When we think religiously and talk materially, what are we doing? When we think that we are religious, yet express thoughts in material terms, we are deceiving ourselves. Not a few people accept Jesus’ definition, “God is Spirit,” but their descriptions of God are material, showing that they do not have true understanding of the character of God. “God is Spirit,” and all his creations are spiritual. Man, his image and likeness, is spiritual. The manifest or Adam man is not the direct creation of God, but the formed expression of the image and likeness, that is Jehovah God. In thinking of ourselves, we should always remember that our real ego is Spirit and that personality represents a degree of evolution of this spiritual idea or word implanted in us from the beginning.
October 26, 1947: James 1:22-27
How do we become doers of the word and not hearers only? By listening to God as He directs us and carrying out His commands.
Why are we who are hearers but not doers self-deluded? We delude ourselves when we think we can grow spiritually without the necessity of putting our understanding of Truth into practice.
What is the result when we are hearers of the word but not doers?

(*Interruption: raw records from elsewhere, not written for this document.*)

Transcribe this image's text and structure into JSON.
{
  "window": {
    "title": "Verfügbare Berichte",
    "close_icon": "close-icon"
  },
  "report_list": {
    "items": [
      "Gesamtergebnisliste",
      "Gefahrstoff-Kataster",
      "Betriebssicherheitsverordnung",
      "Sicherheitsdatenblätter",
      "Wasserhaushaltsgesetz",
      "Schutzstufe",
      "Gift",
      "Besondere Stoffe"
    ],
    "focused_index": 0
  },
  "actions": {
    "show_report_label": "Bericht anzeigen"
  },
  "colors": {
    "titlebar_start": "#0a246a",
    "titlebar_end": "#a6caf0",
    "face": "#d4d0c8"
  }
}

We accomplish nothing of enduring spiritual value. Whatever we accomplish without divine guidance is of no more permanence than the reflection of ourselves that we see in a mirror, which lasts only while we stand before it.
What is the result when we are doers as well as hearers? Whatever we do in following divine guidance is of enduring spiritual value. When we act in accordance with His will, God our Father blesses us abundantly.
Why is it necessary to he careful of the words that we speak? Because our words are powerful and establish the outer conditions of our life.
How do we practice Truth, “pure religion and undefiled before our God and Father”? By keeping ourselves free from indulgence in materialistic thoughts and words (“unspotted from the world”) and by expressing true humility and divine love in unselfish service to our fellow men who are seeking greater spiritual understanding of “fatherless and widows in their affliction.”
October 1, 1950: James 1:22,26-27
In what [unreadable]? In our doing. Be ye doers of the word, and not hearers only.”
Transcribed by Lloyd Kinder on 10-31-2013